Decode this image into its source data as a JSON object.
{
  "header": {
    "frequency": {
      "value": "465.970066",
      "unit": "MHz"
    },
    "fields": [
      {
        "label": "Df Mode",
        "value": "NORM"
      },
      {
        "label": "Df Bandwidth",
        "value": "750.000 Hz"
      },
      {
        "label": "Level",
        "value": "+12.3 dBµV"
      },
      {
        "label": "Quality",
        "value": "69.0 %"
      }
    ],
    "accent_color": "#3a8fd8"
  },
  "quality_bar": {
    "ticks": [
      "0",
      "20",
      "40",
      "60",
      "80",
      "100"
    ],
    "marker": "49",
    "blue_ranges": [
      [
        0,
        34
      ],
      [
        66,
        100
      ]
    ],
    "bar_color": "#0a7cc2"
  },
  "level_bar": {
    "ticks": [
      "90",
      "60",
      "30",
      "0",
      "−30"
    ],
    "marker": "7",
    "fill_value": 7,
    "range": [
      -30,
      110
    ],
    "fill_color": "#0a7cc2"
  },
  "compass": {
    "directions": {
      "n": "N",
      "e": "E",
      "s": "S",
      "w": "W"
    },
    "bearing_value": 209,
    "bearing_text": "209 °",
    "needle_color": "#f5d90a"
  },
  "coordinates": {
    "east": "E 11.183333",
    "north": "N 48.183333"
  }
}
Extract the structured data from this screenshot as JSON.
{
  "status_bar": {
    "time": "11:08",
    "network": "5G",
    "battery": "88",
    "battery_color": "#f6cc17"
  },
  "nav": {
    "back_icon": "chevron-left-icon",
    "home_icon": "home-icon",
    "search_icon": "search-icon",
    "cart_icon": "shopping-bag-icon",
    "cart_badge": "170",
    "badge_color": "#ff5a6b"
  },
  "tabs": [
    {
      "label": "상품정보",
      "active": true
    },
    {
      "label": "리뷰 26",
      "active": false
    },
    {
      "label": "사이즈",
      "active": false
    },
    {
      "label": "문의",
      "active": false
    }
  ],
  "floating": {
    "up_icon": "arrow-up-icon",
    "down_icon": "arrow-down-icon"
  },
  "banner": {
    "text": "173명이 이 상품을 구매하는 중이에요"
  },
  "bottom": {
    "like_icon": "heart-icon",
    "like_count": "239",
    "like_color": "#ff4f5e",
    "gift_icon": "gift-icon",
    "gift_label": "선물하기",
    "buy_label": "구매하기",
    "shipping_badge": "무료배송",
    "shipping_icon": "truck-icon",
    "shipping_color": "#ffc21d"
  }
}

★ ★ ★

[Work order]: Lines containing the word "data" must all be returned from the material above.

[Reply]:
Decode this image into its source data as a JSON object.
Extract the structured data from this screenshot as JSON.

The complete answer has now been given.